Figure 1.

The DINA logo.

The DINA system is architected as a loosely-coupled set of several web-based modules. The conceptual basis for this modular ecosystem is a compilation of comprehensive guidelines for Web application programming interfaces (APIs) to guarantee the interoperability of its components. Thus, all DINA components can be modified or even replaced by other components without crashing the rest of the system as long as they are DINA compliant. Furthermore, the modularity enables the institutions to host only the components they need. DINA focuses on an Open Source software philosophy and on community-driven open development, so the contributors share their development resources and expertise outside of their own institutions.

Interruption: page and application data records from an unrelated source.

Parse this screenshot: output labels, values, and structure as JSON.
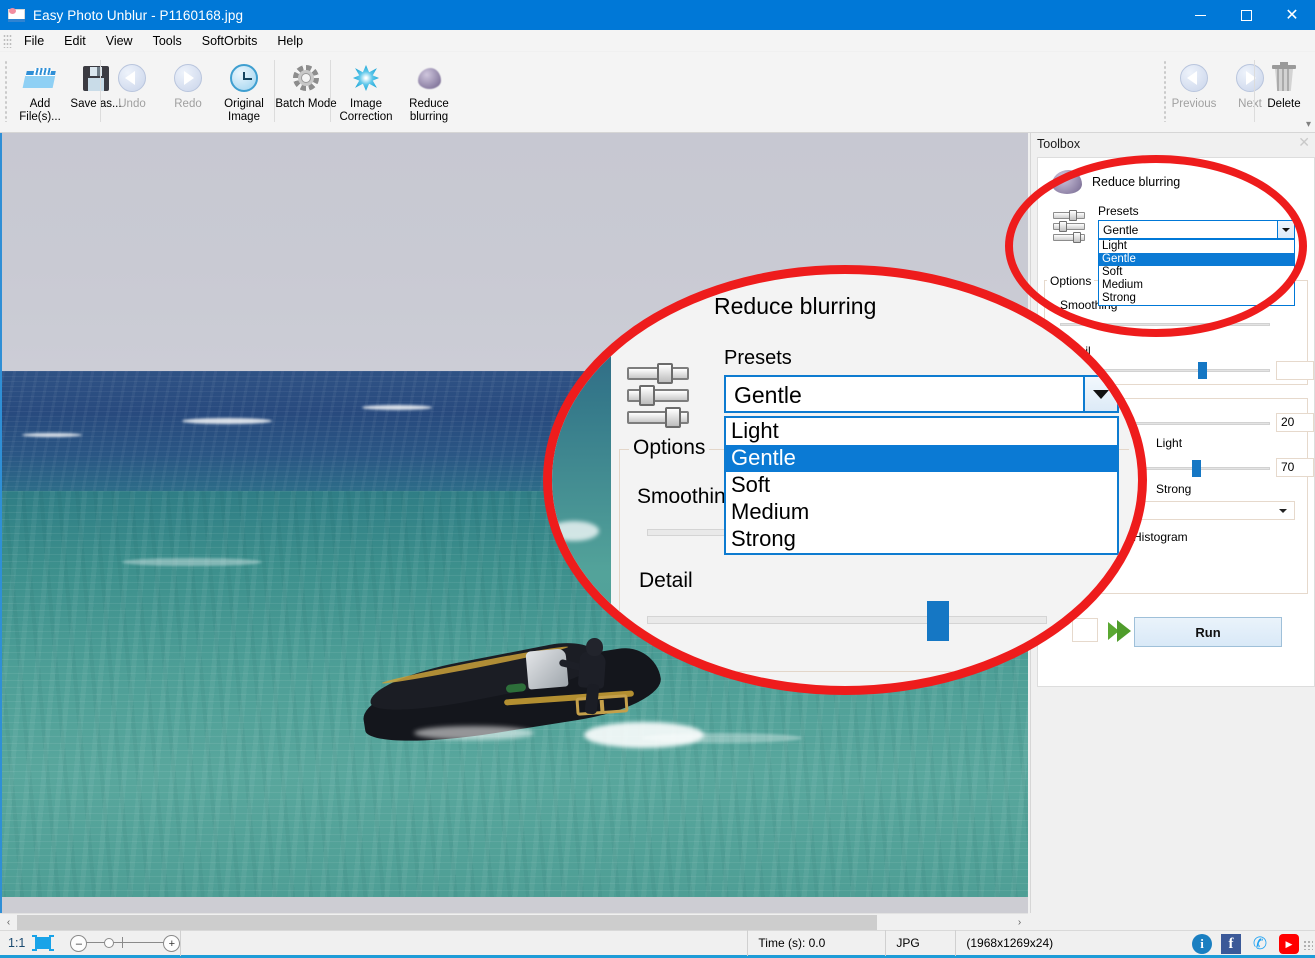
{
  "window": {
    "title": "Easy Photo Unblur - P1160168.jpg",
    "icon": "app-photo-icon",
    "controls": {
      "minimize": "–",
      "maximize": "□",
      "close": "✕"
    }
  },
  "menubar": {
    "items": [
      {
        "label": "File"
      },
      {
        "label": "Edit"
      },
      {
        "label": "View"
      },
      {
        "label": "Tools"
      },
      {
        "label": "SoftOrbits"
      },
      {
        "label": "Help"
      }
    ]
  },
  "toolbar": {
    "buttons": [
      {
        "label": "Add\nFile(s)...",
        "icon": "open-folder-icon",
        "disabled": false
      },
      {
        "label": "Save\nas...",
        "icon": "floppy-disk-icon",
        "disabled": false
      },
      {
        "label": "Undo",
        "icon": "arrow-left-circle-icon",
        "disabled": true
      },
      {
        "label": "Redo",
        "icon": "arrow-right-circle-icon",
        "disabled": true
      },
      {
        "label": "Original\nImage",
        "icon": "clock-history-icon",
        "disabled": false
      },
      {
        "label": "Batch\nMode",
        "icon": "gear-icon",
        "disabled": false
      },
      {
        "label": "Image\nCorrection",
        "icon": "starburst-icon",
        "disabled": false
      },
      {
        "label": "Reduce\nblurring",
        "icon": "blur-blob-icon",
        "disabled": false
      }
    ],
    "right_buttons": [
      {
        "label": "Previous",
        "icon": "arrow-left-circle-icon",
        "disabled": true
      },
      {
        "label": "Next",
        "icon": "arrow-right-circle-icon",
        "disabled": true
      },
      {
        "label": "Delete",
        "icon": "trash-icon",
        "disabled": false
      }
    ],
    "overflow": "▾"
  },
  "toolbox": {
    "panel_title": "Toolbox",
    "close_glyph": "✕",
    "tool_title": "Reduce blurring",
    "presets_label": "Presets",
    "presets_value": "Gentle",
    "presets_options": [
      "Light",
      "Gentle",
      "Soft",
      "Medium",
      "Strong"
    ],
    "presets_selected_index": 1,
    "options_group_label": "Options",
    "smoothing_label": "Smoothing",
    "detail_label": "Detail",
    "detail_value": "",
    "second_group_label": "",
    "light_label": "Light",
    "strong_label": "Strong",
    "value_top": "20",
    "value_bottom": "70",
    "histogram_label": "Histogram",
    "run_label": "Run"
  },
  "magnifier": {
    "title": "Reduce blurring",
    "presets_label": "Presets",
    "combo_value": "Gentle",
    "options": [
      "Light",
      "Gentle",
      "Soft",
      "Medium",
      "Strong"
    ],
    "selected_index": 1,
    "options_label": "Options",
    "smoothing_label": "Smoothing",
    "detail_label": "Detail"
  },
  "statusbar": {
    "zoom_ratio": "1:1",
    "fit_icon": "fit-to-screen-icon",
    "zoom_out": "–",
    "zoom_in": "+",
    "time": "Time (s): 0.0",
    "format": "JPG",
    "dimensions": "(1968x1269x24)",
    "social": [
      {
        "name": "info-icon",
        "glyph": "i"
      },
      {
        "name": "facebook-icon",
        "glyph": "f"
      },
      {
        "name": "twitter-icon",
        "glyph": "✆"
      },
      {
        "name": "youtube-icon",
        "glyph": "▶"
      }
    ]
  },
  "scrollbar": {
    "left_arrow": "‹",
    "right_arrow": "›"
  },
  "colors": {
    "accent": "#0078d7",
    "title_bar": "#0078d7",
    "highlight": "#0b7ad4",
    "annotation_red": "#ee1c1c",
    "slider_thumb": "#1577c4",
    "status_underline": "#1e9cd7"
  }
}
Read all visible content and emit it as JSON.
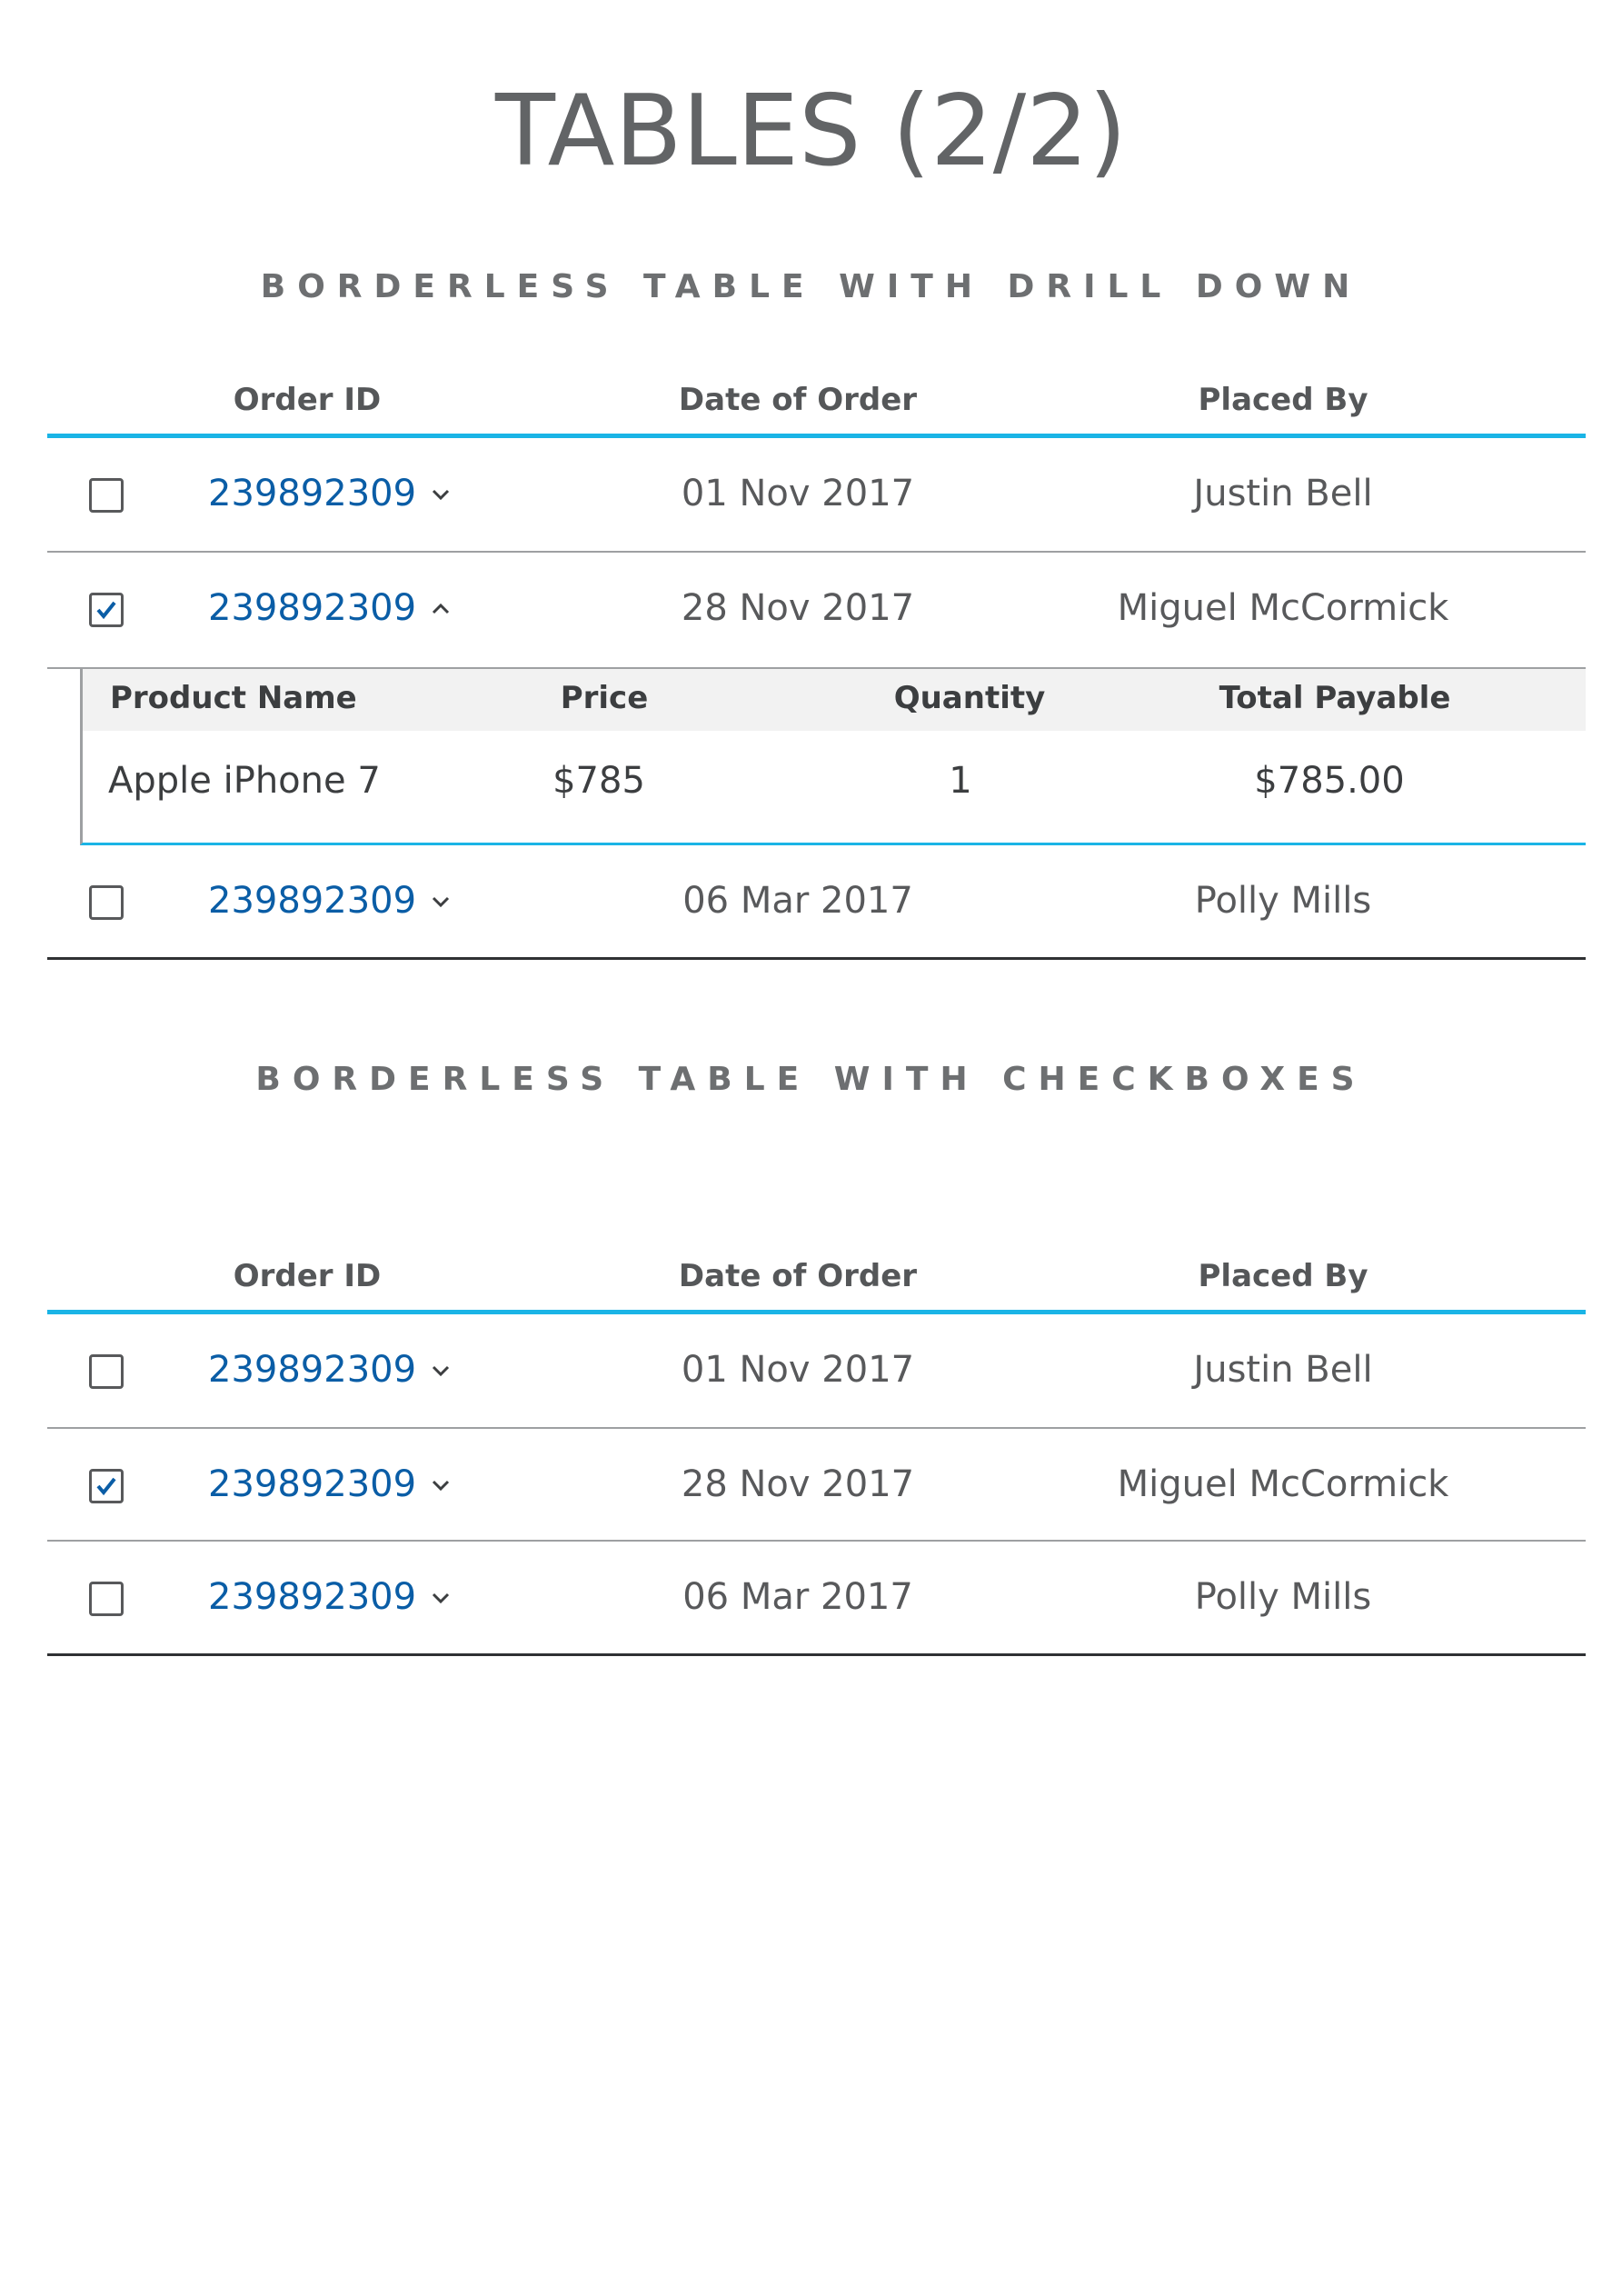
{
  "page": {
    "title": "TABLES (2/2)"
  },
  "drill_table": {
    "section_title": "BORDERLESS TABLE WITH DRILL DOWN",
    "headers": {
      "order_id": "Order ID",
      "date": "Date of Order",
      "placed_by": "Placed By"
    },
    "rows": [
      {
        "checked": false,
        "order_id": "239892309",
        "expanded": false,
        "date": "01 Nov 2017",
        "placed_by": "Justin Bell"
      },
      {
        "checked": true,
        "order_id": "239892309",
        "expanded": true,
        "date": "28 Nov 2017",
        "placed_by": "Miguel McCormick"
      },
      {
        "checked": false,
        "order_id": "239892309",
        "expanded": false,
        "date": "06 Mar 2017",
        "placed_by": "Polly Mills"
      }
    ],
    "detail": {
      "headers": {
        "product": "Product Name",
        "price": "Price",
        "quantity": "Quantity",
        "total": "Total Payable"
      },
      "rows": [
        {
          "product": "Apple iPhone 7",
          "price": "$785",
          "quantity": "1",
          "total": "$785.00"
        }
      ]
    }
  },
  "checkbox_table": {
    "section_title": "BORDERLESS TABLE WITH CHECKBOXES",
    "headers": {
      "order_id": "Order ID",
      "date": "Date of Order",
      "placed_by": "Placed By"
    },
    "rows": [
      {
        "checked": false,
        "order_id": "239892309",
        "date": "01 Nov 2017",
        "placed_by": "Justin Bell"
      },
      {
        "checked": true,
        "order_id": "239892309",
        "date": "28 Nov 2017",
        "placed_by": "Miguel McCormick"
      },
      {
        "checked": false,
        "order_id": "239892309",
        "date": "06 Mar 2017",
        "placed_by": "Polly Mills"
      }
    ]
  },
  "colors": {
    "accent": "#1ab4e6",
    "link": "#0a5da6",
    "text": "#58595b"
  }
}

One of the overarching reasons to develop a new collection management system is the need to better model complex relationships between collection objects (typically specimens) involving their derivatives, preparations and storage. We will discuss enhancements made in the DINA data model to better represent these relationships and the influence it has on the management of these objects, and on the sharing of information. Technical detail of various components of the DINA system will be shown in other talks in this symposium followed by a discussion session.

Presenting author

James A Macklin